BEGIN Provided records

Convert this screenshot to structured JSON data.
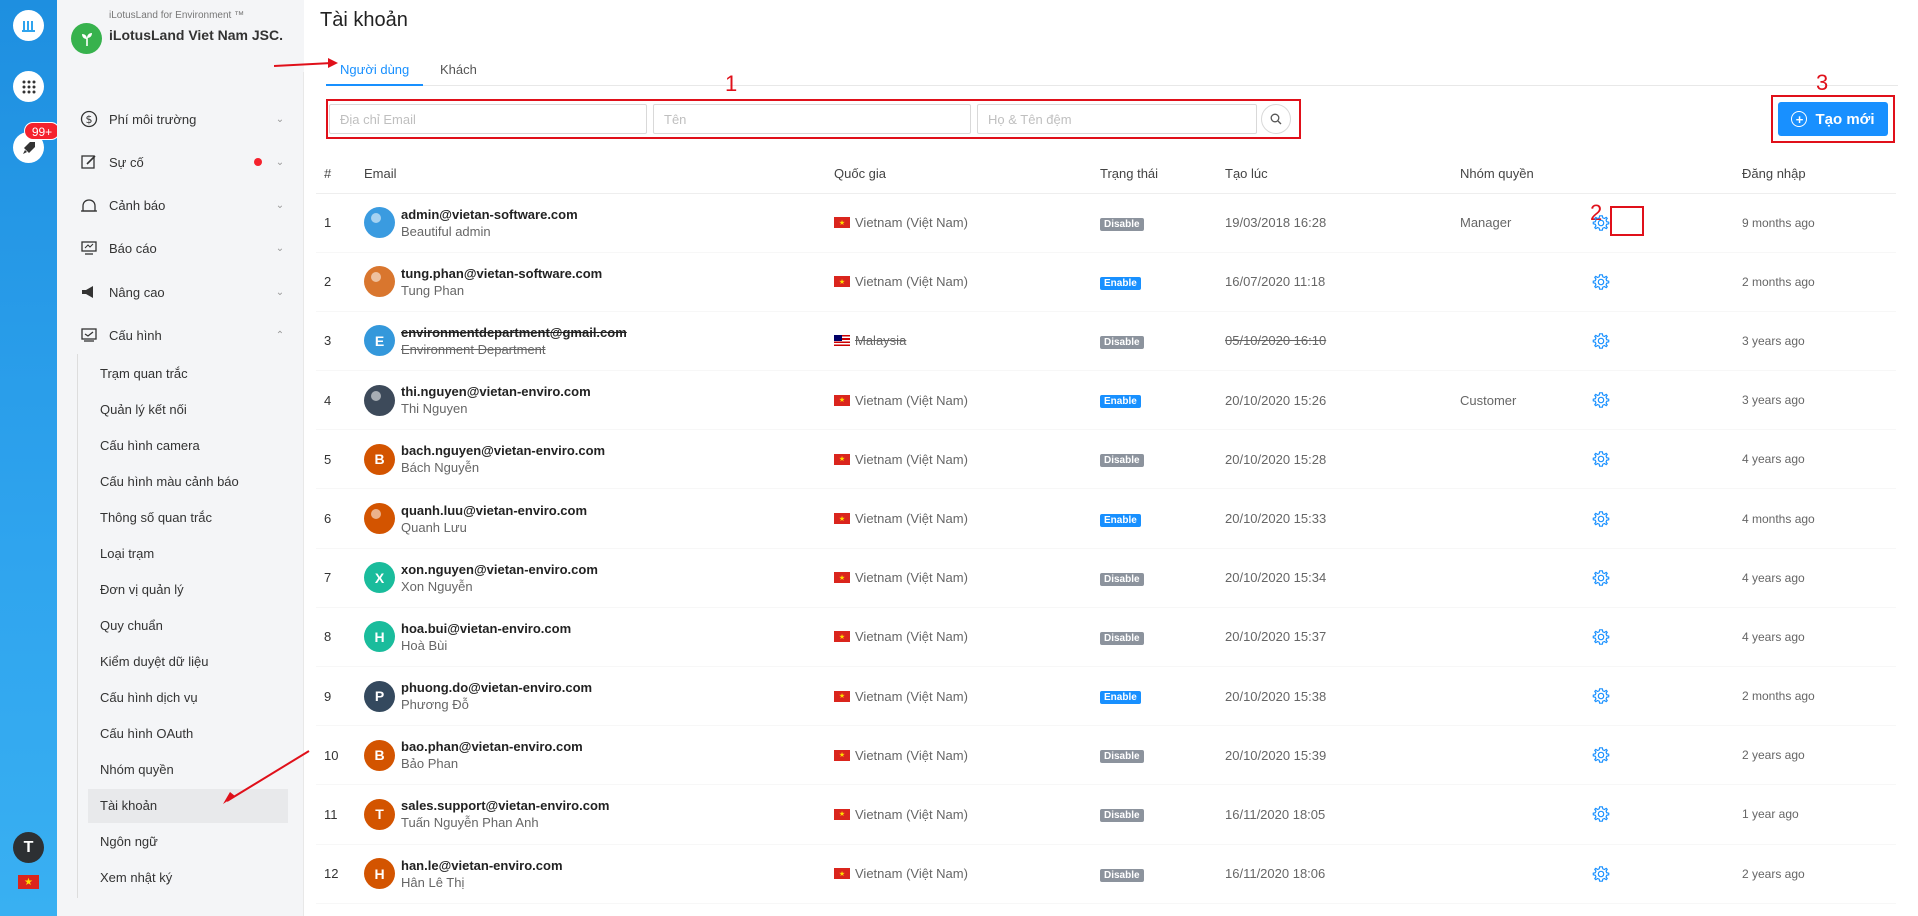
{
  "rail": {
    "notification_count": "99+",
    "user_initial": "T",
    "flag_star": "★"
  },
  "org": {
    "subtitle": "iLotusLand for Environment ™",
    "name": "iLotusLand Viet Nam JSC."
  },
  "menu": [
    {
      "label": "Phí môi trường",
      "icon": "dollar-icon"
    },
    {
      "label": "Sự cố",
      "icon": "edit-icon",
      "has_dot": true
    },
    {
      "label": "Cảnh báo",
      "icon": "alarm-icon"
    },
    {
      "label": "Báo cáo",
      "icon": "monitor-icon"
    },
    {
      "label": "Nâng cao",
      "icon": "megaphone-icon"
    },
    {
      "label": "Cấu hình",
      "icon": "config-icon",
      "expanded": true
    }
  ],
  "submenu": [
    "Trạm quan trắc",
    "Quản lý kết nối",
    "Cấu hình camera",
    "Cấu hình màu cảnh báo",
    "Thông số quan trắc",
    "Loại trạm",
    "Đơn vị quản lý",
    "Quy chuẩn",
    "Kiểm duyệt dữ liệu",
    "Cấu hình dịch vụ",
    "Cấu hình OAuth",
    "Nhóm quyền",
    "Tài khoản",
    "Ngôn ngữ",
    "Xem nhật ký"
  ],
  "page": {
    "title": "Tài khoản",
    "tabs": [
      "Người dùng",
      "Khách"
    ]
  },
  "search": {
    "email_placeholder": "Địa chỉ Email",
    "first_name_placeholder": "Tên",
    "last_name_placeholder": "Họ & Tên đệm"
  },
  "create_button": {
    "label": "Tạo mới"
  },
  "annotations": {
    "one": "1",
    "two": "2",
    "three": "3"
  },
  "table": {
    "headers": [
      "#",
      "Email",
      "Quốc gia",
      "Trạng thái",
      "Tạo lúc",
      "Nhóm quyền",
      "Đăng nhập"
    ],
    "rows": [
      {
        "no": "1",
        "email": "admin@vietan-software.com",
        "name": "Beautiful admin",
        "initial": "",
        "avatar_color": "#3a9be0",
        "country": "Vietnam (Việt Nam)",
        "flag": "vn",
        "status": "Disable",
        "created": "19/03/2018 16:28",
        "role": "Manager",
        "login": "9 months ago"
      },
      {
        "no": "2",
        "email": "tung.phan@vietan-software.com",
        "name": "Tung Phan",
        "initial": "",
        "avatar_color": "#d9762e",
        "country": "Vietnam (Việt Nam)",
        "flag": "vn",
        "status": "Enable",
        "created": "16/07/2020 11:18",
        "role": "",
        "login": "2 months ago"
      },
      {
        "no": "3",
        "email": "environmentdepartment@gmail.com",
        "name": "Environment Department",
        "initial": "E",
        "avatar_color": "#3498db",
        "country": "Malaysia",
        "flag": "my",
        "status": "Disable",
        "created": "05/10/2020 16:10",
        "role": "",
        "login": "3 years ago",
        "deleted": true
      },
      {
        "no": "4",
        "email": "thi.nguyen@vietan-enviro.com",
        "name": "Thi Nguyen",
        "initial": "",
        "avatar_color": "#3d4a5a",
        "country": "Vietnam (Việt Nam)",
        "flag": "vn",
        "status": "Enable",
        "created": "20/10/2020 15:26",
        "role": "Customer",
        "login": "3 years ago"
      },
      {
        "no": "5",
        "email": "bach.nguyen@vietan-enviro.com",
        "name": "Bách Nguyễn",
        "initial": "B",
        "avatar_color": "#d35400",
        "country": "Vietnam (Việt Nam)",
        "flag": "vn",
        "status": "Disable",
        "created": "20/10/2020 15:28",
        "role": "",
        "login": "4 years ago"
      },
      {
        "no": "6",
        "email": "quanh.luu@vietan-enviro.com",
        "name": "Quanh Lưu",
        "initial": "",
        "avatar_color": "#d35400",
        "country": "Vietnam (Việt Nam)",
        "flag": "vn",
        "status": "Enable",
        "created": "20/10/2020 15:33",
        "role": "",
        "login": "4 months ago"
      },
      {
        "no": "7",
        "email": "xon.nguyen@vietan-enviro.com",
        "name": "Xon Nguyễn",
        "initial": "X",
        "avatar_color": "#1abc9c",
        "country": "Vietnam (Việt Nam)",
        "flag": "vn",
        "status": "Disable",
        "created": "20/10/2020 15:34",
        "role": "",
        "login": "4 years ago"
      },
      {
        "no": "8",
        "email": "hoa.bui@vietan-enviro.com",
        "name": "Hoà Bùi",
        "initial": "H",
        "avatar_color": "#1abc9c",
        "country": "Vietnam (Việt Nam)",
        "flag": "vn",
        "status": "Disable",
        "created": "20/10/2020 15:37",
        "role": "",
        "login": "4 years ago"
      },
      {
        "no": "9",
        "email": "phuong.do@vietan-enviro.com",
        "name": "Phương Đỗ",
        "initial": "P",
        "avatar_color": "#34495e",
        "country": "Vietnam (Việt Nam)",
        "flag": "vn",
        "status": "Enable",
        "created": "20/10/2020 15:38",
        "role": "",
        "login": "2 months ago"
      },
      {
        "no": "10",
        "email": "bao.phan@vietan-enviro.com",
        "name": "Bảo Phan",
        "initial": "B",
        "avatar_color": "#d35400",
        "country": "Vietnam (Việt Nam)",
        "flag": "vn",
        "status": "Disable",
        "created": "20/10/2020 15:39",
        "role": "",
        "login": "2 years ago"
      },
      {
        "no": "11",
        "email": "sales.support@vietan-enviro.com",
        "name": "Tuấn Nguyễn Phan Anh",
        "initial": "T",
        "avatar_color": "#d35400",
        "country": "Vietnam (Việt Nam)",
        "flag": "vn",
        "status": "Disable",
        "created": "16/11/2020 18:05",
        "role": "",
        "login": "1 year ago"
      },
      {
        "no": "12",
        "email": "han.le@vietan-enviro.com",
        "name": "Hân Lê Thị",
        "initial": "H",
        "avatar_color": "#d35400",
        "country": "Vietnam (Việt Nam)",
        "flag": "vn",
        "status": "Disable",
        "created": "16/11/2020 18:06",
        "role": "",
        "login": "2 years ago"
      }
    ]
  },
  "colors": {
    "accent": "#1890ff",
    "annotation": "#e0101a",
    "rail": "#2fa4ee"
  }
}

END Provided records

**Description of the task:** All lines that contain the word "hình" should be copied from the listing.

**Your response:**
      "label": "Cấu hình",
    "Cấu hình camera",
    "Cấu hình màu cảnh báo",
    "Cấu hình dịch vụ",
    "Cấu hình OAuth",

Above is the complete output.